Whether you are talking to a new recruit or a old Nam vet, they will all recall the Rifle Qualification Course. While i can’t attest to the other branches of service, the US Army has always relied on the 300 meter standard Rifle Qualification. This test required a Soldier to first shoot a 20rd magazine, from a concrete “foxhole,” at targets ranging from 25 meters to 300 meters. The Soldier then had to climb out of the foxhole, assume a unsupported prone firing position (laying on the ground), and again engage various targets from 25m to 300m, with a second 20rd mag. If I recall correctly, I think 34/40 was expert. If I shot below 38, I wanted to kill myself (very easy test for a young trooper with good eyes).
These tests were all done with iron sights. They were good for gauging how good our Soldiers would be shooting at targets in an open defence. However, as the global war on terror was shaping up, we began to see more and more urban combat. So, what about training, and testing, at CQB distances?
Here we are, now 15 years later, still playing the same political games. There are quite a few different Carbine Tests out there. Some are good. Some, well, not so much.
In this video Rob takes us through what we call the “Mar Qual.” It is a standardized test, that T1G uses to gauge the shooting abilities of different operators (and whole units), prior to allowing them to go “Hot” into the live-fire shoot houses. It takes shooters through Standing/Kneeling/Prone, speed reloads, shooting on the move, and limited exposure shots (snaps). Rob has a little fun talking through how to properly score these targets. There are actually two different versions (male and female), but both have the same scoring areas. To run this test, each shooter will need 50rds of rifle (there is a pistol version also) and three paper targets. You’re wanting at least 80 points to pass this test.
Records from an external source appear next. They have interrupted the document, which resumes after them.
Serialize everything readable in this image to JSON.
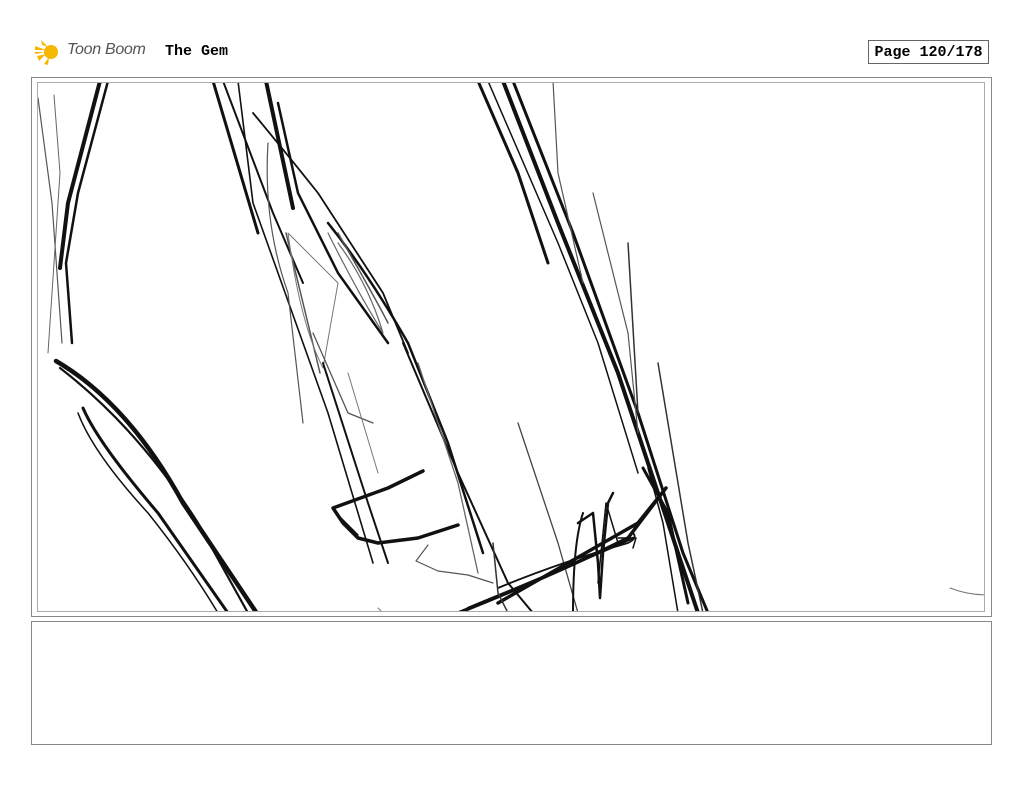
{
  "header": {
    "logo": {
      "text": "Toon Boom",
      "icon": "toon-boom-sun-icon",
      "accent_color": "#F5B800"
    },
    "project_title": "The Gem",
    "page_label": "Page 120/178"
  },
  "panel": {
    "drawing": "rough-pencil-sketch",
    "stroke_color": "#111111"
  },
  "notes": {
    "text": ""
  }
}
Stages (so you don’t have to keep rewatching the video)
From 50m; 2rds Standing, 2rds Kneeling, 2rds Prone; against 1st paper target
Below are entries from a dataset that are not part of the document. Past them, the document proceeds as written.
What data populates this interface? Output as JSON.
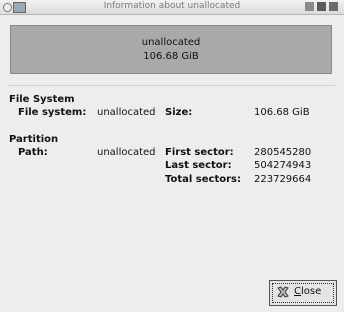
{
  "window": {
    "title": "Information about unallocated"
  },
  "partition_box": {
    "name": "unallocated",
    "size": "106.68 GiB"
  },
  "file_system": {
    "heading": "File System",
    "fs_label": "File system:",
    "fs_value": "unallocated",
    "size_label": "Size:",
    "size_value": "106.68 GiB"
  },
  "partition": {
    "heading": "Partition",
    "path_label": "Path:",
    "path_value": "unallocated",
    "first_label": "First sector:",
    "first_value": "280545280",
    "last_label": "Last sector:",
    "last_value": "504274943",
    "total_label": "Total sectors:",
    "total_value": "223729664"
  },
  "close_button": {
    "mnemonic": "C",
    "rest": "lose"
  },
  "colors": {
    "partition_fill": "#a9a9a9",
    "window_bg": "#ededed"
  }
}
From 50m, run to 25m, then 2rds standing and 2rds Kneeling
From 25m, 1rd snap to the face in 2 seconds
From 25m moving to the 15m; shooting while moving 2rds to chest
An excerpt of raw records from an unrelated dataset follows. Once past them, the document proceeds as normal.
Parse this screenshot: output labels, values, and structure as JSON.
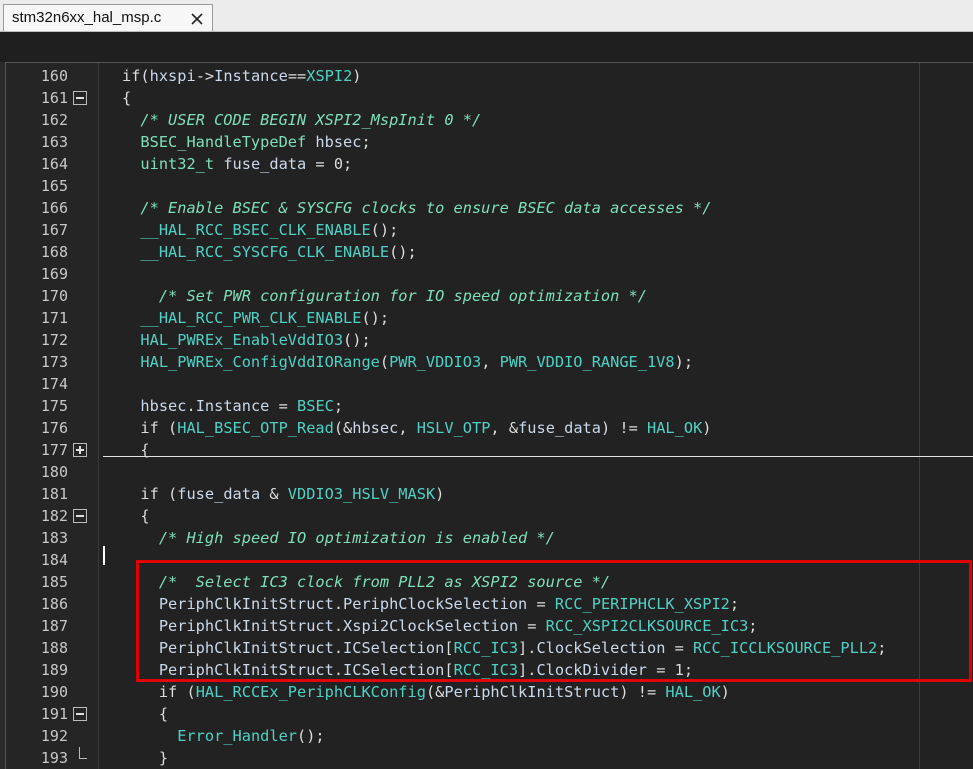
{
  "tab": {
    "label": "stm32n6xx_hal_msp.c",
    "close_icon": "close-icon"
  },
  "lines": [
    {
      "num": "160",
      "fold": "",
      "html": "<span class=\"kw\">if</span>(<span class=\"id\">hxspi</span>-><span class=\"id\">Instance</span>==<span class=\"mc\">XSPI2</span>)"
    },
    {
      "num": "161",
      "fold": "minus",
      "html": "{"
    },
    {
      "num": "162",
      "fold": "",
      "html": "  <span class=\"cm\">/* USER CODE BEGIN XSPI2_MspInit 0 */</span>"
    },
    {
      "num": "163",
      "fold": "",
      "html": "  <span class=\"ty\">BSEC_HandleTypeDef</span> <span class=\"id\">hbsec</span>;"
    },
    {
      "num": "164",
      "fold": "",
      "html": "  <span class=\"ty\">uint32_t</span> <span class=\"id\">fuse_data</span> = 0;"
    },
    {
      "num": "165",
      "fold": "",
      "html": ""
    },
    {
      "num": "166",
      "fold": "",
      "html": "  <span class=\"cm\">/* Enable BSEC &amp; SYSCFG clocks to ensure BSEC data accesses */</span>"
    },
    {
      "num": "167",
      "fold": "",
      "html": "  <span class=\"mc\">__HAL_RCC_BSEC_CLK_ENABLE</span>();"
    },
    {
      "num": "168",
      "fold": "",
      "html": "  <span class=\"mc\">__HAL_RCC_SYSCFG_CLK_ENABLE</span>();"
    },
    {
      "num": "169",
      "fold": "",
      "html": ""
    },
    {
      "num": "170",
      "fold": "",
      "html": "    <span class=\"cm\">/* Set PWR configuration for IO speed optimization */</span>"
    },
    {
      "num": "171",
      "fold": "",
      "html": "  <span class=\"mc\">__HAL_RCC_PWR_CLK_ENABLE</span>();"
    },
    {
      "num": "172",
      "fold": "",
      "html": "  <span class=\"mc\">HAL_PWREx_EnableVddIO3</span>();"
    },
    {
      "num": "173",
      "fold": "",
      "html": "  <span class=\"mc\">HAL_PWREx_ConfigVddIORange</span>(<span class=\"mc\">PWR_VDDIO3</span>, <span class=\"mc\">PWR_VDDIO_RANGE_1V8</span>);"
    },
    {
      "num": "174",
      "fold": "",
      "html": ""
    },
    {
      "num": "175",
      "fold": "",
      "html": "  <span class=\"id\">hbsec</span>.<span class=\"id\">Instance</span> = <span class=\"mc\">BSEC</span>;"
    },
    {
      "num": "176",
      "fold": "",
      "html": "  <span class=\"kw\">if</span> (<span class=\"mc\">HAL_BSEC_OTP_Read</span>(&amp;<span class=\"id\">hbsec</span>, <span class=\"mc\">HSLV_OTP</span>, &amp;<span class=\"id\">fuse_data</span>) != <span class=\"mc\">HAL_OK</span>)"
    },
    {
      "num": "177",
      "fold": "plus",
      "html": "  {"
    },
    {
      "num": "180",
      "fold": "",
      "html": ""
    },
    {
      "num": "181",
      "fold": "",
      "html": "  <span class=\"kw\">if</span> (<span class=\"id\">fuse_data</span> &amp; <span class=\"mc\">VDDIO3_HSLV_MASK</span>)"
    },
    {
      "num": "182",
      "fold": "minus",
      "html": "  {"
    },
    {
      "num": "183",
      "fold": "",
      "html": "    <span class=\"cm\">/* High speed IO optimization is enabled */</span>"
    },
    {
      "num": "184",
      "fold": "",
      "html": ""
    },
    {
      "num": "185",
      "fold": "",
      "html": "    <span class=\"cm\">/*  Select IC3 clock from PLL2 as XSPI2 source */</span>"
    },
    {
      "num": "186",
      "fold": "",
      "html": "    <span class=\"id\">PeriphClkInitStruct</span>.<span class=\"id\">PeriphClockSelection</span> = <span class=\"mc\">RCC_PERIPHCLK_XSPI2</span>;"
    },
    {
      "num": "187",
      "fold": "",
      "html": "    <span class=\"id\">PeriphClkInitStruct</span>.<span class=\"id\">Xspi2ClockSelection</span> = <span class=\"mc\">RCC_XSPI2CLKSOURCE_IC3</span>;"
    },
    {
      "num": "188",
      "fold": "",
      "html": "    <span class=\"id\">PeriphClkInitStruct</span>.<span class=\"id\">ICSelection</span>[<span class=\"mc\">RCC_IC3</span>].<span class=\"id\">ClockSelection</span> = <span class=\"mc\">RCC_ICCLKSOURCE_PLL2</span>;"
    },
    {
      "num": "189",
      "fold": "",
      "html": "    <span class=\"id\">PeriphClkInitStruct</span>.<span class=\"id\">ICSelection</span>[<span class=\"mc\">RCC_IC3</span>].<span class=\"id\">ClockDivider</span> = 1;"
    },
    {
      "num": "190",
      "fold": "",
      "html": "    <span class=\"kw\">if</span> (<span class=\"mc\">HAL_RCCEx_PeriphCLKConfig</span>(&amp;<span class=\"id\">PeriphClkInitStruct</span>) != <span class=\"mc\">HAL_OK</span>)"
    },
    {
      "num": "191",
      "fold": "minus",
      "html": "    {"
    },
    {
      "num": "192",
      "fold": "",
      "html": "      <span class=\"mc\">Error_Handler</span>();"
    },
    {
      "num": "193",
      "fold": "end",
      "html": "    }"
    }
  ],
  "colors": {
    "highlight": "#e00000",
    "background": "#222222"
  }
}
From 15m, 2rds hammered pair to chest in 2 seconds
From 15m moving to 10m, shooting while moving, failure drill
From 10m moving to 5m, shooting while moving, failure drill
Walk back to 7m; from 7m moving to 3m; shooting while moving, failure drill
Set up 2 new clean targets
From 50m; 2rds Standing on 1st target, speed reload, 2rds Kneeling on 2nd target
From 25m moving to 15m; shooting while moving, 2rds each target
From 15m; 2rds hammered pair on each target
From 15m moving to 10m, shooting while moving, 2rds each target
From 10m; 2rds hammered pair on each target
From 10m moving to 3m; shooting while moving, Box Drill
So, if you are looking for a new drill to add to your training plan, or you are just wanting to test your skill level against America’s finest, give this Carbine Qualification a try. It’s a great training tool.
Now, that said, do I think it should replace the Army’s standard 300 meter qual? No, I do not. Unfortunately, we are seeing our modern generation of warfighters becoming overly dependant on optic sights and only practicing at CQB distances. What good is having a rifle capable of precision shots at 400 meters, if our Soldiers are only proficient out to 25 meters? Don’t just train for your last battle; train for what might possibly be your next. That means mastering both CQB distances and open long distances. So, conquer them both.
This is the part where you push away from the computer. Go slap in a fresh mag, and try out this qual on your local rifle range. Then, come back and let us know how you did.